Bone Sliver Penetrates Researcher’s Hand and Exposes Him to HIV

What Happened?

A researcher was preparing to remove bone marrow from a humanized mouse which had been infected with HIV six weeks prior to the experiment. The researcher was working inside a biosafety cabinet and wore appropriate BSL2+ PPE including a disposable gown and double gloves. During the procedure the bone splintered and a small sliver penetrated the researcher's finger. The researcher removed the bone sliver from his hand causing the finger to bleed. He immediately removed his gloves and washed the affected area. The researcher was escorted to Occupational Health and Safety by his PI within 10 minutes of the incident. 

What Was The Cause?

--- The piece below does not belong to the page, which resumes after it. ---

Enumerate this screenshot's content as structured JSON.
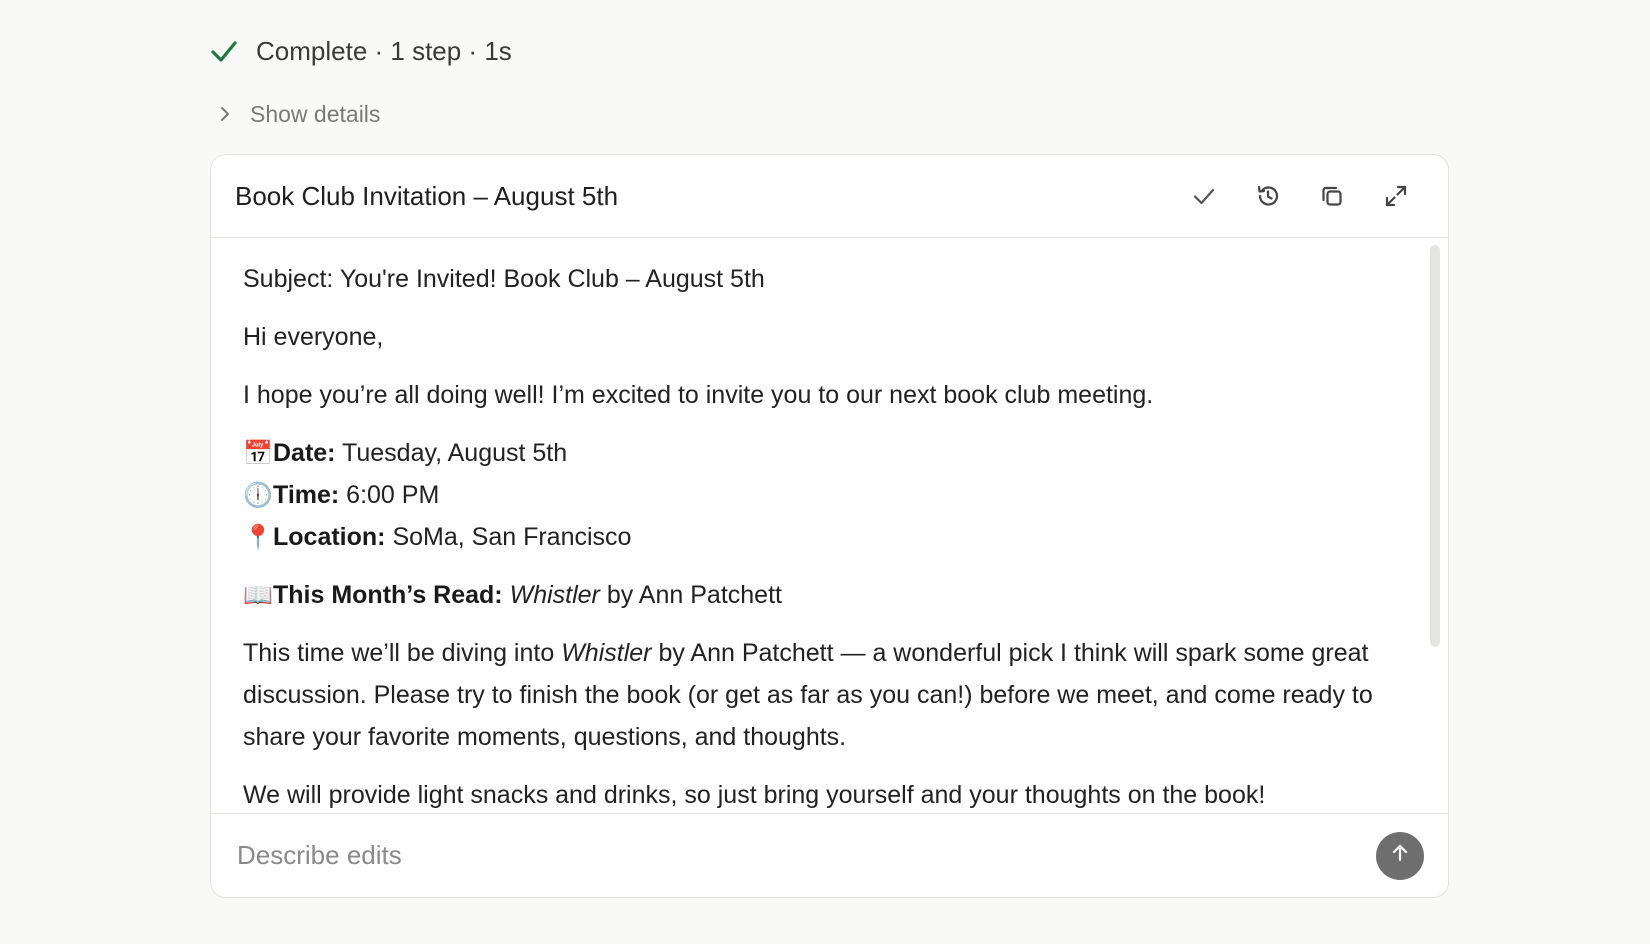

The researcher was holding the bone between his fingers and applied too much force when attempting to flush out the bone marrow, which caused the bone to splinter.

What Corrective Actions Were Taken?

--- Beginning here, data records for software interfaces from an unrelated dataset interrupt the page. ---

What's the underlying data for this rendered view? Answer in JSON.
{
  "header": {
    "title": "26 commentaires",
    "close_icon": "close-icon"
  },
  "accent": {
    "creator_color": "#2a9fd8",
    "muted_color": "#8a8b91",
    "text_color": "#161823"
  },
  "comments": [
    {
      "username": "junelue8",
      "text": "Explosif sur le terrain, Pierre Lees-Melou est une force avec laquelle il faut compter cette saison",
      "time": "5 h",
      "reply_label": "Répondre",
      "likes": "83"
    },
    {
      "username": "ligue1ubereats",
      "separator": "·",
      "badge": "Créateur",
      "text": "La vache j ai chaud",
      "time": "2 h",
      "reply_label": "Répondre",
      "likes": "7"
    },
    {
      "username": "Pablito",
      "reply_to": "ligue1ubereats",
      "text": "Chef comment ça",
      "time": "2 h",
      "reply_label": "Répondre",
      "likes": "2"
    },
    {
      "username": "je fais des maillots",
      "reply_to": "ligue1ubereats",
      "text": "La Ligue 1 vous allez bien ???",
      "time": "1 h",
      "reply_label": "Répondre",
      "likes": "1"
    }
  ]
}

Review bone marrow extraction procedure and update SOP if necessary.

How Can Incidents Like This Be Prevented?

After 10 min sterilization in ethanol bones turn brittle and splinter easily.

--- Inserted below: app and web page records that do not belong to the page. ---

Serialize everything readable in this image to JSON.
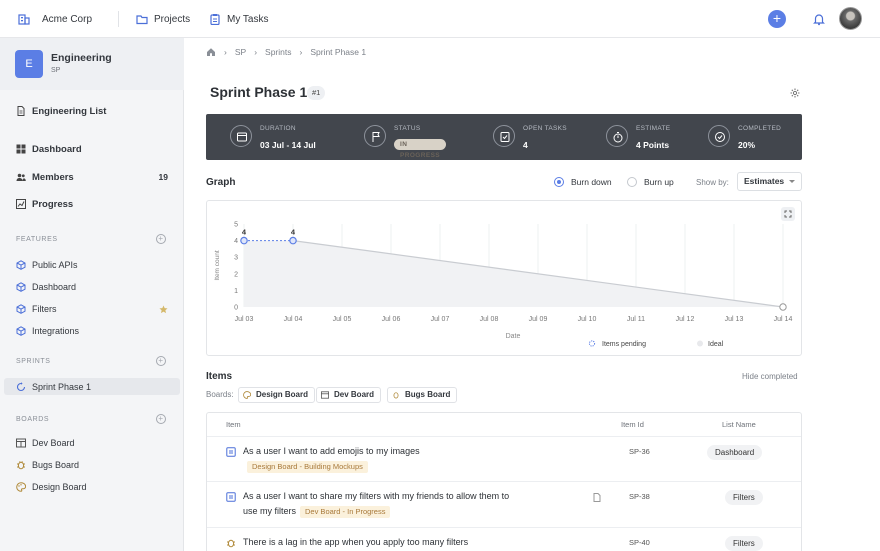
{
  "topbar": {
    "org": "Acme Corp",
    "projects": "Projects",
    "my_tasks": "My Tasks",
    "add": "+"
  },
  "sidebar": {
    "project": {
      "letter": "E",
      "name": "Engineering",
      "key": "SP"
    },
    "list": "Engineering List",
    "nav": [
      {
        "label": "Dashboard",
        "icon": "grid-icon"
      },
      {
        "label": "Members",
        "icon": "users-icon",
        "count": "19"
      },
      {
        "label": "Progress",
        "icon": "chart-icon"
      }
    ],
    "features_heading": "FEATURES",
    "features": [
      "Public APIs",
      "Dashboard",
      "Filters",
      "Integrations"
    ],
    "sprints_heading": "SPRINTS",
    "sprints": [
      "Sprint Phase 1"
    ],
    "boards_heading": "BOARDS",
    "boards": [
      "Dev Board",
      "Bugs Board",
      "Design Board"
    ]
  },
  "breadcrumb": [
    "SP",
    "Sprints",
    "Sprint Phase 1"
  ],
  "page": {
    "title": "Sprint Phase 1",
    "number": "#1"
  },
  "stats": [
    {
      "label": "DURATION",
      "value": "03 Jul - 14 Jul",
      "icon": "calendar-icon"
    },
    {
      "label": "STATUS",
      "value": "IN PROGRESS",
      "icon": "flag-icon"
    },
    {
      "label": "OPEN TASKS",
      "value": "4",
      "icon": "checklist-icon"
    },
    {
      "label": "ESTIMATE",
      "value": "4 Points",
      "icon": "stopwatch-icon"
    },
    {
      "label": "COMPLETED",
      "value": "20%",
      "icon": "check-circle-icon"
    }
  ],
  "graph": {
    "heading": "Graph",
    "burn_down": "Burn down",
    "burn_up": "Burn up",
    "show_by_label": "Show by:",
    "show_by_value": "Estimates"
  },
  "chart_data": {
    "type": "line",
    "x": [
      "Jul 03",
      "Jul 04",
      "Jul 05",
      "Jul 06",
      "Jul 07",
      "Jul 08",
      "Jul 09",
      "Jul 10",
      "Jul 11",
      "Jul 12",
      "Jul 13",
      "Jul 14"
    ],
    "series": [
      {
        "name": "Items pending",
        "values": [
          4,
          4
        ]
      },
      {
        "name": "Ideal",
        "values": [
          4,
          0
        ]
      }
    ],
    "ideal_x": [
      "Jul 04",
      "Jul 14"
    ],
    "point_labels": [
      "4",
      "4"
    ],
    "ylabel": "Item count",
    "xlabel": "Date",
    "yticks": [
      "0",
      "1",
      "2",
      "3",
      "4",
      "5"
    ],
    "ylim": [
      0,
      5
    ],
    "colors": {
      "pending": "#5b7ee5",
      "ideal": "#c9ccd1"
    }
  },
  "items": {
    "heading": "Items",
    "hide_completed": "Hide completed",
    "boards_label": "Boards:",
    "boards": [
      "Design Board",
      "Dev Board",
      "Bugs Board"
    ],
    "columns": [
      "Item",
      "Item Id",
      "List Name"
    ],
    "rows": [
      {
        "title": "As a user I want to add emojis to my images",
        "board": "Design Board - Building Mockups",
        "id": "SP-36",
        "list": "Dashboard"
      },
      {
        "title": "As a user I want to share my filters with my friends to allow them to",
        "title2": "use my filters",
        "board": "Dev Board - In Progress",
        "id": "SP-38",
        "list": "Filters"
      },
      {
        "title": "There is a lag in the app when you apply too many filters",
        "id": "SP-40",
        "list": "Filters"
      }
    ]
  }
}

  • Use forceps to hold the bone in place and never hold it with your fingers; this method prevents splinters to penetrate your hand; it also prevents accidental needlesticks when flushing out the bone marrow with a syringe



Minimize exposure to biohazards:

  1. Expose the wound
  2. Express the wound
  3. Flush the wound under running water for 5 min while expressing
  4. Cover the wound and seek medical attention
  5. Report the incident to your supervisor



  • Human immunodeficiency virus
  • Causes progressive failure of the immune system (AIDS)
  • No cure